Welcome!

I'm James Maxey, the author of the Dragon Age fantasy series of Bitterwood, Dragonforge, and Dragonseed, the Dragon Apocalypse series of Greatshadow, Hush, and Witchbreaker, as well as the superhero novels Nobody Gets the Girl and Burn Baby Burn. I use this site to discuss a wide range of topics, with a heavy emphasis on cranky, uninformed rants about politics and religion and other topics that polite people attempt to avoid. For anyone just wanting to read about my books, I maintain a second blog, The Prophet and the Dragon, where I keep the focus solely on my fiction.

Thursday, March 19, 2009

Abuses of Power

The scandal of the week seems to be the bonuses paid to executives at AIG, a company that is only afloat because congress has okayed an almost endless pump of money to flow into it. They've spent more to keep AIG afloat in the past six months than they've spent on national parks, law enforcement, education, prisons, roads, or toilet seats for submarines. Of course, there's outrage that executives of a company that is such a sieve of tax dollars are paid any bonuses at all.

Today, congress approved at tax that is carefully crafted to take back all the money from the bonuses (save for a modest $250,000 per bonus... we don't want to leave these people homeless after all).

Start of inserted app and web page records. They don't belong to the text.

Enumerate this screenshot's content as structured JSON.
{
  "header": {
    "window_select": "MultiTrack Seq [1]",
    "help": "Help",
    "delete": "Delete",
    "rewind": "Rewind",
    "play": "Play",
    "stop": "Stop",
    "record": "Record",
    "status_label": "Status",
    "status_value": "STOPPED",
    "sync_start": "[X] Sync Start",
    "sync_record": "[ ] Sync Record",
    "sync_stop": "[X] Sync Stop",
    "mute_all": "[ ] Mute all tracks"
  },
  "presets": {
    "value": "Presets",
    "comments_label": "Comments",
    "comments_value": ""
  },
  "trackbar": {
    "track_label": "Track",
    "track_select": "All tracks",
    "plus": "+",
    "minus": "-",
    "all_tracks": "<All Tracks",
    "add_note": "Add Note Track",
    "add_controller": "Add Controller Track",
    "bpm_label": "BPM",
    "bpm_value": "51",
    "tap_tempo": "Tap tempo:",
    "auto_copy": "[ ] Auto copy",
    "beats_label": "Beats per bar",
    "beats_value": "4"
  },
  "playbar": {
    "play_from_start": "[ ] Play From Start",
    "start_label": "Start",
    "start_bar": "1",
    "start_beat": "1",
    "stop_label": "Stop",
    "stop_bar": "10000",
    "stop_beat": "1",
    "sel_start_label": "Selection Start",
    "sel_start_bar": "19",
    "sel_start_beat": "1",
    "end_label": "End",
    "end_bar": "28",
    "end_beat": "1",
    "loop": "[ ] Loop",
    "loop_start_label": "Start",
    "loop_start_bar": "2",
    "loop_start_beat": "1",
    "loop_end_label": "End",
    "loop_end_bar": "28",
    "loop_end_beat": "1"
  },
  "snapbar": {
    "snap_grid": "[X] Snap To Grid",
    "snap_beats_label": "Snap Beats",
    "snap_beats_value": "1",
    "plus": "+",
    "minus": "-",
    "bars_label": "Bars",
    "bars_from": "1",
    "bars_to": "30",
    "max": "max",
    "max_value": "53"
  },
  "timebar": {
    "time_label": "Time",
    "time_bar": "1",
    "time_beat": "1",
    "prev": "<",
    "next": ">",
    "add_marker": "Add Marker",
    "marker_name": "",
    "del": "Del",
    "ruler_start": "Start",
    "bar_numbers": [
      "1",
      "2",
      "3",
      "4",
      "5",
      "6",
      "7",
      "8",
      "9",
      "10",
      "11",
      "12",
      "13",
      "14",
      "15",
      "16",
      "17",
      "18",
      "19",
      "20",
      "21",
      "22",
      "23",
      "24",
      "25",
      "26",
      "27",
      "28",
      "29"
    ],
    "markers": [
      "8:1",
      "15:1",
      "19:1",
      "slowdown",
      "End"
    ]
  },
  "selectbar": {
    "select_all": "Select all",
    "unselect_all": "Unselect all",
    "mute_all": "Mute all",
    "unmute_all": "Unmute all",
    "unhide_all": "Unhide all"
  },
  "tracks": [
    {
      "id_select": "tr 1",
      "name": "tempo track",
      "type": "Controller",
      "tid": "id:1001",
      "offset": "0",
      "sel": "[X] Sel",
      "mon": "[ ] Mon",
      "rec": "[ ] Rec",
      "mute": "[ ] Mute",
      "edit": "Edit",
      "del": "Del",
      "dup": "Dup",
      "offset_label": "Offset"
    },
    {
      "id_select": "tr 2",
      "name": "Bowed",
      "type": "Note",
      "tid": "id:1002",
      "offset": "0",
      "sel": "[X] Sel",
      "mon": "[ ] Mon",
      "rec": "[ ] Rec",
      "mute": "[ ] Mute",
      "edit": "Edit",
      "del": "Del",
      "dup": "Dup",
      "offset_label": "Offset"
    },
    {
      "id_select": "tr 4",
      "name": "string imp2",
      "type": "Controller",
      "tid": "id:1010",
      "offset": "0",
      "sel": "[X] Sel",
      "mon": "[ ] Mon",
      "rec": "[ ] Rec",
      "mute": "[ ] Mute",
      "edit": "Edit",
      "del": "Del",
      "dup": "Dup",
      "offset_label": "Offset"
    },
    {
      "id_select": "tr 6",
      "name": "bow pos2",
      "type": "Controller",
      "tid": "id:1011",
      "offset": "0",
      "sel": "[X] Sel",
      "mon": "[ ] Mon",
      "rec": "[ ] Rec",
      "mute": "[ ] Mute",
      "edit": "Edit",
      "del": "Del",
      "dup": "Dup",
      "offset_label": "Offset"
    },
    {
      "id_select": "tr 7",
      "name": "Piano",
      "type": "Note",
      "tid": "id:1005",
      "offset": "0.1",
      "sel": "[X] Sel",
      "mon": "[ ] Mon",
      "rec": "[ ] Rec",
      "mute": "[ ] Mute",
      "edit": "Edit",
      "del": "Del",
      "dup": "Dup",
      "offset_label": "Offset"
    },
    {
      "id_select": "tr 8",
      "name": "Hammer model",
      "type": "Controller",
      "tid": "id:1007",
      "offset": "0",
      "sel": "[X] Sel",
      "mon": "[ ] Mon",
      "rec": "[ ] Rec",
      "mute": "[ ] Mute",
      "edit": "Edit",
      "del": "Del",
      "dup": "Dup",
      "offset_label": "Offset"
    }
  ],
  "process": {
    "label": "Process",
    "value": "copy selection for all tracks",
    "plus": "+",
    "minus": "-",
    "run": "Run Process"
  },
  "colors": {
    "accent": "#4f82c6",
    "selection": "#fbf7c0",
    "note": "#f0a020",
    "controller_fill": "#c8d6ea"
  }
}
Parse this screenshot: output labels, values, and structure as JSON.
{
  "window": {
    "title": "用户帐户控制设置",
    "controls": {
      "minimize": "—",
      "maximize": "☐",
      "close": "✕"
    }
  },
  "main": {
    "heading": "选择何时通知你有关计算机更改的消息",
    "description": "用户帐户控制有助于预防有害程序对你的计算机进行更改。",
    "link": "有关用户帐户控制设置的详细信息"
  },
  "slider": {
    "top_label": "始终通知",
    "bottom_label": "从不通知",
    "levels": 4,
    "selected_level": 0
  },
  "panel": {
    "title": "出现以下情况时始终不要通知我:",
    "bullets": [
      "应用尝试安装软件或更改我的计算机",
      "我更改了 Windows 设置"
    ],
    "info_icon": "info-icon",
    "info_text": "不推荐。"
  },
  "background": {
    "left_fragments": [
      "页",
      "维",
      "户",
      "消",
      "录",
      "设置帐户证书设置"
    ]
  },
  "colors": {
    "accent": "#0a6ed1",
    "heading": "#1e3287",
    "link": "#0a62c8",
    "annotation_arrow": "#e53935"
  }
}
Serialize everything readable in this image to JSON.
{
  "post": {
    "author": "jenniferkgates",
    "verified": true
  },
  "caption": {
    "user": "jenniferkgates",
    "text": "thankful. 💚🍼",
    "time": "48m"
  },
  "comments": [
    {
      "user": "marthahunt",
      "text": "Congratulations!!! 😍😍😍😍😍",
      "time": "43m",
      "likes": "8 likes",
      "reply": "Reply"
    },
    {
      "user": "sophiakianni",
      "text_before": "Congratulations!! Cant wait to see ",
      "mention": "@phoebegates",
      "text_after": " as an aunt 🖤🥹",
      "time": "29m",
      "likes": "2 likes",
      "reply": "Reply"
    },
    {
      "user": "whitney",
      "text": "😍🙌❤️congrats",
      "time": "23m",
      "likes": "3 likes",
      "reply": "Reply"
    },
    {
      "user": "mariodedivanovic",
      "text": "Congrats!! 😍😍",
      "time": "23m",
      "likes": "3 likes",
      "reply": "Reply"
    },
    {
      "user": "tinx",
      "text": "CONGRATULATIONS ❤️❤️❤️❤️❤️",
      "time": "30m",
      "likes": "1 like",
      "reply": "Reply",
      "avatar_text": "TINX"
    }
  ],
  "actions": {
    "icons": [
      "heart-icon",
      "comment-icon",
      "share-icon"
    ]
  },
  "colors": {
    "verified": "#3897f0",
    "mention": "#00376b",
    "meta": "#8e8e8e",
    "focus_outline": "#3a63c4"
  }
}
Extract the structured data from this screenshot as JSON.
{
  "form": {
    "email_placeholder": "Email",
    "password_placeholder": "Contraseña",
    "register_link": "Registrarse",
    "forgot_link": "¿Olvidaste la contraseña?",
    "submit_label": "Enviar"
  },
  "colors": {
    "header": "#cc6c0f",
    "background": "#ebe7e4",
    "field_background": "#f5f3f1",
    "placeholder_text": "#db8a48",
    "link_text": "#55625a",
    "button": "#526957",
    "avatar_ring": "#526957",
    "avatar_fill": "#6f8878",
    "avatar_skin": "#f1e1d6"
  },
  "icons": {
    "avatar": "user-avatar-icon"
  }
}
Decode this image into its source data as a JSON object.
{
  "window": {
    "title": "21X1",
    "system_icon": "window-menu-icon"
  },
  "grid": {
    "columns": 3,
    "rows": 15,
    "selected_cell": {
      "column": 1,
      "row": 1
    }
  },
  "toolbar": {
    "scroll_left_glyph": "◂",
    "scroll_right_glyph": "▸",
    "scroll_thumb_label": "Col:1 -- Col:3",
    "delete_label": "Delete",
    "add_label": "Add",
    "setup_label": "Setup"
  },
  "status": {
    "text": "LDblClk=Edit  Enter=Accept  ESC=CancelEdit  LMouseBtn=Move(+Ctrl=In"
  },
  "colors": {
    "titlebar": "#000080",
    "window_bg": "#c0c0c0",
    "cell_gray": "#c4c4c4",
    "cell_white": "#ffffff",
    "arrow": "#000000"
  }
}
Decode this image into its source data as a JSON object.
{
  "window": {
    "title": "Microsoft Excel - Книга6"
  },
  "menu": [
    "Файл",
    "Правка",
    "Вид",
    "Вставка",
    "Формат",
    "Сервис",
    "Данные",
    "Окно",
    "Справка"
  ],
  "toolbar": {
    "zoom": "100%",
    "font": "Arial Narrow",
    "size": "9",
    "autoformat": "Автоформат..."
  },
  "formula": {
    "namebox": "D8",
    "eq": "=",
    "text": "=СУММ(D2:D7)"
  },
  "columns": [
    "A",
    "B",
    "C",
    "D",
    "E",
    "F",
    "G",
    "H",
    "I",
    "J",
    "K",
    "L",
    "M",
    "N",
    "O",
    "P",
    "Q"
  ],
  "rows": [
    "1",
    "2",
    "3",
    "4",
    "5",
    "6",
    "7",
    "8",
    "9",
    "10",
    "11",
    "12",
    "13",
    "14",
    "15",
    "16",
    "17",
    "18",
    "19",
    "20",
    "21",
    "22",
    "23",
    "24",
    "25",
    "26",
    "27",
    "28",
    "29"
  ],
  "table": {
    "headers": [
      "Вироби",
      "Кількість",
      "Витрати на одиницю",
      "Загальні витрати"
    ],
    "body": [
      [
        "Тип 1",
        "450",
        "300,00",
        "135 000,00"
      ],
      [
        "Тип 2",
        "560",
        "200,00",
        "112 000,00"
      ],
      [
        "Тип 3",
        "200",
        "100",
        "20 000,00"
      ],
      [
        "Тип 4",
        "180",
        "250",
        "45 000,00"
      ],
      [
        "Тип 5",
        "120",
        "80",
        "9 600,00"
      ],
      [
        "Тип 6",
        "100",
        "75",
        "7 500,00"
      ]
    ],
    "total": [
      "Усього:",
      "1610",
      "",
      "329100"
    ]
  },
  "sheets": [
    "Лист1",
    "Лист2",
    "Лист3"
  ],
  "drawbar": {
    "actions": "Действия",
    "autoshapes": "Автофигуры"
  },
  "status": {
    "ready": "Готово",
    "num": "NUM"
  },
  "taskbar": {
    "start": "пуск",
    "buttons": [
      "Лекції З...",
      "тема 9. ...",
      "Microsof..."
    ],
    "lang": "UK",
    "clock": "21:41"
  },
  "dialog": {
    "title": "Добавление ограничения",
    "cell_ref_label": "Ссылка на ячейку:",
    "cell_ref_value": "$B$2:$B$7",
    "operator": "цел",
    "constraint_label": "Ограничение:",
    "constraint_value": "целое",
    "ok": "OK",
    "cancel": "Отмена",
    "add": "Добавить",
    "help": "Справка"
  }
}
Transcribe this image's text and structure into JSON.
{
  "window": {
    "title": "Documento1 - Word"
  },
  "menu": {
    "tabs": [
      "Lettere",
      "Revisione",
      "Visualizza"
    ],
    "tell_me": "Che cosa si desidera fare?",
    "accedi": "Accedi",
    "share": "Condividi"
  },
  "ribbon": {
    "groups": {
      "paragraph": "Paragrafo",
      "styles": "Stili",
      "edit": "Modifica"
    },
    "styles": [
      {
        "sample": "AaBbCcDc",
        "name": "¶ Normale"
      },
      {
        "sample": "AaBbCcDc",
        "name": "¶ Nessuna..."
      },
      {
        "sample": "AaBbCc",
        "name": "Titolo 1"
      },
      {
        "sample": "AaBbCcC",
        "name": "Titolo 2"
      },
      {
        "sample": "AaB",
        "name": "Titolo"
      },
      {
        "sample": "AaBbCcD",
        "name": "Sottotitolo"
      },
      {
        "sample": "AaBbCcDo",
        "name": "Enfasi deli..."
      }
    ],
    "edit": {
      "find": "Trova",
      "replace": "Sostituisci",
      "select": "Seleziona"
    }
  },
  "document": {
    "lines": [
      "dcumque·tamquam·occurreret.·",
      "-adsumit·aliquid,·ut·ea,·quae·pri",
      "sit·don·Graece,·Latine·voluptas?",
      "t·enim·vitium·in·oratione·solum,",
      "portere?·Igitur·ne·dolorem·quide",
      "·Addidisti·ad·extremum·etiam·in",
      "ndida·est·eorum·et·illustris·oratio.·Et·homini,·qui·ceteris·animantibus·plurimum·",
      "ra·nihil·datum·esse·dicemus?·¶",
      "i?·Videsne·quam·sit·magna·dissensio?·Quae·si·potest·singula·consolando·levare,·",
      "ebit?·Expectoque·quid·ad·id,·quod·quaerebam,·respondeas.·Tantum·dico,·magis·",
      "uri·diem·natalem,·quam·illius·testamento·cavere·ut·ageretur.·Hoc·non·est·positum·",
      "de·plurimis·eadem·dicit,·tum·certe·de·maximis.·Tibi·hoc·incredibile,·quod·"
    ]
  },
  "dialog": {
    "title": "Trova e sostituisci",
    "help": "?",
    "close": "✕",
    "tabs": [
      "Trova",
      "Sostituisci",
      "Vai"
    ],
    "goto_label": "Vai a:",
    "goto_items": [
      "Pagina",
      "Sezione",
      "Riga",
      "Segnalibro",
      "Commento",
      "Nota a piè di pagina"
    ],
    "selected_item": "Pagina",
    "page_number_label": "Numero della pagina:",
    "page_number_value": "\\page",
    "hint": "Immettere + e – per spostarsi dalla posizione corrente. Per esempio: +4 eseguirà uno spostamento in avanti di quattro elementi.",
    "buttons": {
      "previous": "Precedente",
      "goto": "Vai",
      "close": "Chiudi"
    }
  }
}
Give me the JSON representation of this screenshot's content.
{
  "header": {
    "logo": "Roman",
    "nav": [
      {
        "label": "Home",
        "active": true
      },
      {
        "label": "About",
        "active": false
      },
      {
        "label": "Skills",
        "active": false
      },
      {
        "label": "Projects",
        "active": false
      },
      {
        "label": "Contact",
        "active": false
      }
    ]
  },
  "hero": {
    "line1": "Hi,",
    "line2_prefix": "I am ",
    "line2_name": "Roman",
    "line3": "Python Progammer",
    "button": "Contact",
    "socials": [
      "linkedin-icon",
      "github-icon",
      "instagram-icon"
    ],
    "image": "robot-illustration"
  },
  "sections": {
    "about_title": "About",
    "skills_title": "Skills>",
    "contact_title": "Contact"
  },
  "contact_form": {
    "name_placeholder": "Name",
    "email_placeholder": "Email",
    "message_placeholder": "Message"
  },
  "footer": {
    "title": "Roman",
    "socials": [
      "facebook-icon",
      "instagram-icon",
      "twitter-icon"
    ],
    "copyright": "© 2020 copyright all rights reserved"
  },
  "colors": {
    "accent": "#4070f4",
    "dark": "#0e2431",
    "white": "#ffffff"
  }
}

I've listened to the bloodlust on the radio and I find myself, once again, on the wrong side of public opinion. I'm far, far more disturbed that congress has just used our tax code -- laws that are supposed to produce the revenue to fuel our government -- as a punitive measure to single out and take the money from a few hundred employees that are currently at the top of the public's shit list. If this passes the senate, and is signed into law, this opens the door for abuses I don't even want to contemplate. If we say it's okay to tax this handful of people at rates of almost 90% in order to soothe public outrage, then what happens the next time someone unpopular suddenly finds themselves getting rich, or richer? You think, "Hey! That would be great!" Oil executives? Tax 'em until no one dares own a rig, let alone an oil refinery. Big pharma? They're all blood suckers! Let's suck them dry first. Tobacco execs? They're damn close to murderers. Don't leave them a dime.

Using the tax code to punish may sound like a good idea... as long as your friends are in power. Let's say that you are a devoted liberal, and feel that there should be strong economic penalties on tobacco execs, oil men, and people who look at cancer patients as economic resources to be exploited. You will use the power of taxation only to further the public good.

But, only a fool would think that their party and friends will hold power in Washington forever. Sooner or later, those oilmen and tobacco execs are going to run for congress since it pays better, and the next thing you know they'll have the power to tax the things they find distasteful--windmill farms and personal trainers and any movie star who goes to the third world and returns with more children than she left with.

Don't give political powers to your friends if you wouldn't trust the same powers to your enemies.

So, I really hope that congress fails to enact this tax. And, finally... is anyone else stunned that a congress that is passing a budget his year that will be over ONE TRILLION DOLLARS IN THE RED is daring to scold anyone on their economic mismanagement? It's congress who should most be ashamed that they are collecting paychecks. In December, they asked the auto company CEO's if they would be willing to work for a dollar a year until their companies were back on track. Would congress do the same until they pass a balanced budget?

2 comments:

Loren Eaton said...

I'm far, far more disturbed that congress has just used our tax code -- laws that are supposed to produce the revenue to fuel our government -- as a punitive measure to single out and take the money from a few hundred employees ...

Amen.

Izgad said...

"Today, congress approved at tax that is carefully crafted to take back all the money from the bonuses (save for a modest $250,000 per bonus... we don't want to leave these people homeless after all)."

a tax